I want to follow a story, on it’s journey from an individual through to a global business. It starts with a time when we learn something. This creates the initial disturbance, it causes us to think about change. As we go through that learning, we are building a personal narrative: this is done as we talk things through, as we play with the knowledge and skills and, most importantly, as we find the time to reflect.
The second level of narrative is co-created in groups: it’s about collective sense making activities, about sharing, challenge and support. It may be structured, in scaffolded social learning experiences, or entirely social. The process of co-creation causes us to explore our thinking further, to edit and refine it, to maintain a pace of change. It lets us create shared value and momentum. Co-created narratives are told out of these communities and, in turn, inform organisational ones. Co-created narratives take longer to write.
Over wider spans of time, organisations form their meta narrative: it’s informed by the groups and, in turn, individual stories. The story arc is wider, it’s collectively informed and told through a wide lens, but it’s not independent. Any organisational story is rooted back to the individuals. These are stories of change, and change is founded on realities that are created in the moment, within our communities.

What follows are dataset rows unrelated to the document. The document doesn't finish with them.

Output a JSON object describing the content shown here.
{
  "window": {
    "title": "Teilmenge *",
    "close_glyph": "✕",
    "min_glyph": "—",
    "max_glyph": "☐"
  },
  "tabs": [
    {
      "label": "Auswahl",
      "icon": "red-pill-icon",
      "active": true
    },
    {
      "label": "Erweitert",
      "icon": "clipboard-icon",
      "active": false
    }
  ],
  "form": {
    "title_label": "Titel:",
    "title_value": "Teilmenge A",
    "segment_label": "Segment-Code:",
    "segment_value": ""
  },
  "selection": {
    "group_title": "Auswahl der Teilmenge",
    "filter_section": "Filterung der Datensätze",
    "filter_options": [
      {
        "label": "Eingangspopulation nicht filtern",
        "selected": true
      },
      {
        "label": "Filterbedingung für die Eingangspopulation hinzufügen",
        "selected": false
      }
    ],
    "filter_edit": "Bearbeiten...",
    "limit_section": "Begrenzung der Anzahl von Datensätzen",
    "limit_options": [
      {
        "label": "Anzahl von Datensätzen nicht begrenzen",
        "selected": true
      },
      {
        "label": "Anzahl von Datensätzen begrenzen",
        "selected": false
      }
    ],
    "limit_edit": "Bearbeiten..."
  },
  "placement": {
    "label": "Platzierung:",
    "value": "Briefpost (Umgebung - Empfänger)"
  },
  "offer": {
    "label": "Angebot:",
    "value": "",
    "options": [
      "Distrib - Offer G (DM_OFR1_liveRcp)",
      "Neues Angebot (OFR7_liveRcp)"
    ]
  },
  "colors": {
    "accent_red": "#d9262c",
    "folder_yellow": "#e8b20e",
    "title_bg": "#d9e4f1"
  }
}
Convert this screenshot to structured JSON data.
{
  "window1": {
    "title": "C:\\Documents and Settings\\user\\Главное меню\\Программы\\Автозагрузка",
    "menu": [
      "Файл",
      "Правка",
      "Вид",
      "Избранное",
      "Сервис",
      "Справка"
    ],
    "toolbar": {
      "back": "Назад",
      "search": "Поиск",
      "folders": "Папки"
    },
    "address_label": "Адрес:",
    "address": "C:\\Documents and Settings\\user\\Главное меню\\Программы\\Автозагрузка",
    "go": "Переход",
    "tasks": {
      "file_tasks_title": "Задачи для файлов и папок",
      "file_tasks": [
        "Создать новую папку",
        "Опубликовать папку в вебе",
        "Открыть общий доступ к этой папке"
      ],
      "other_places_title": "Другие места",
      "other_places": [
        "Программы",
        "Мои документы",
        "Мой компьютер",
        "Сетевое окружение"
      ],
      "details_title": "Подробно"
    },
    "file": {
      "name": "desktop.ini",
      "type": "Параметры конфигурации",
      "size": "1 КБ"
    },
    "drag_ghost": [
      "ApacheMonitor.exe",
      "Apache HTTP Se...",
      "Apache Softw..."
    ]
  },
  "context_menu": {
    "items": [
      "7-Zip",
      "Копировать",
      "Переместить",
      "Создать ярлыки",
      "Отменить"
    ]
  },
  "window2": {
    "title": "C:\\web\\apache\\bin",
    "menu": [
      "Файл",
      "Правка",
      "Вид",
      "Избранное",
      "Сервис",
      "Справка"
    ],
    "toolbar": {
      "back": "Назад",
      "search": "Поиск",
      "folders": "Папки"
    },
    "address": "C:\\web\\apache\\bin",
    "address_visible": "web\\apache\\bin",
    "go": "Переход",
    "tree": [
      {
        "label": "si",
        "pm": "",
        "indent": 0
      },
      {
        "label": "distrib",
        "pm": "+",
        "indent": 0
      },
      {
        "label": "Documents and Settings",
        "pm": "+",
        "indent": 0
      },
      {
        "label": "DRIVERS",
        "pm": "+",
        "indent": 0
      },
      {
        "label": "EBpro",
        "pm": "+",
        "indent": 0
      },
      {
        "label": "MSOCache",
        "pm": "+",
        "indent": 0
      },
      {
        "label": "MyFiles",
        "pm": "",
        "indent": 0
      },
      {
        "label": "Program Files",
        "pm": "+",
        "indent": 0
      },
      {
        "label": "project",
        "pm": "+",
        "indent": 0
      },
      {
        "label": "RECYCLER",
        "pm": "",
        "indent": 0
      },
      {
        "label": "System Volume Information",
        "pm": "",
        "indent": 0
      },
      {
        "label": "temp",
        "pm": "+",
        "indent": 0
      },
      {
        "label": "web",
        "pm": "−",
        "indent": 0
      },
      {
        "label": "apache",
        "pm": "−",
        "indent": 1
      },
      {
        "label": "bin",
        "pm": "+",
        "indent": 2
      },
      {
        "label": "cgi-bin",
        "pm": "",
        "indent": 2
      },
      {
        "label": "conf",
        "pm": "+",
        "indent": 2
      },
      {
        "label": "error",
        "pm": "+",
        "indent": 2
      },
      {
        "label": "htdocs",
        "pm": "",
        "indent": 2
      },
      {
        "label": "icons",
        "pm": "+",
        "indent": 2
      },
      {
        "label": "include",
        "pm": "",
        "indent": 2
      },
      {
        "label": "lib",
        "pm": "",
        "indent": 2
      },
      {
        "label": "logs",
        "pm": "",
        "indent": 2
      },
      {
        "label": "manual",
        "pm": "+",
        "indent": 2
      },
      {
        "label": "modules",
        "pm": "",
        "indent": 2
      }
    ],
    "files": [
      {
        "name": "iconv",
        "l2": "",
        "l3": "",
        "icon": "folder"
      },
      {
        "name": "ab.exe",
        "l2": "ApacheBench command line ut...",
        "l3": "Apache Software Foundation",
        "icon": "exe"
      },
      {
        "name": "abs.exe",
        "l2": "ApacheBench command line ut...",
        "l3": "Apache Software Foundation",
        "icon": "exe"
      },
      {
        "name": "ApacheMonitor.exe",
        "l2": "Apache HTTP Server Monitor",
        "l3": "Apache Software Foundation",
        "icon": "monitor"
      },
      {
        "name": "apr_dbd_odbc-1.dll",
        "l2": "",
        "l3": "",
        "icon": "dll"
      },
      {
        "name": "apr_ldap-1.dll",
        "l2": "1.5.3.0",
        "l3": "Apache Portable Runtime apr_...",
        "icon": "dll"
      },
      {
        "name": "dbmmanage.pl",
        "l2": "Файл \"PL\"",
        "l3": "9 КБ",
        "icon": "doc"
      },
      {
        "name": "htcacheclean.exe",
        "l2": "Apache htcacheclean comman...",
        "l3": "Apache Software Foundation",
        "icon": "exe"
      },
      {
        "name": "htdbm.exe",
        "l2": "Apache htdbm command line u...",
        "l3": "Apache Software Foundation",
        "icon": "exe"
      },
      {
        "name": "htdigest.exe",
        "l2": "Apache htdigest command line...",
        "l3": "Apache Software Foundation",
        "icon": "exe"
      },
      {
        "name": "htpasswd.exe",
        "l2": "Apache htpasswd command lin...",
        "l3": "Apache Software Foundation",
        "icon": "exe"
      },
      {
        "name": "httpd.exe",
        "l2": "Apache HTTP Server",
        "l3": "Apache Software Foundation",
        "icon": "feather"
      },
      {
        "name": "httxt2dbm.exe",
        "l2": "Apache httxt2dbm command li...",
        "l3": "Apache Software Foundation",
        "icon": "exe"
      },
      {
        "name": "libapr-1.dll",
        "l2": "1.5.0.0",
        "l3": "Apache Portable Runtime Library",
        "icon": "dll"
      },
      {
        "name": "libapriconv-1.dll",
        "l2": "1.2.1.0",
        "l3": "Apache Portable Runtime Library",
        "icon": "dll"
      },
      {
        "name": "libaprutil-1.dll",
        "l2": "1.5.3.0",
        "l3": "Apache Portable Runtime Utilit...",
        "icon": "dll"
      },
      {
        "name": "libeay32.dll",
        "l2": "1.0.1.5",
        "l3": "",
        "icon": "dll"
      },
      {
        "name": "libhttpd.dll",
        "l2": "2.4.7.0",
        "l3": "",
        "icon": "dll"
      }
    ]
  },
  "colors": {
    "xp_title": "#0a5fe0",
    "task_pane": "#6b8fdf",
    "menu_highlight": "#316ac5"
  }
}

Providing space for narrative, space to learn, ultimately that’s what drives change.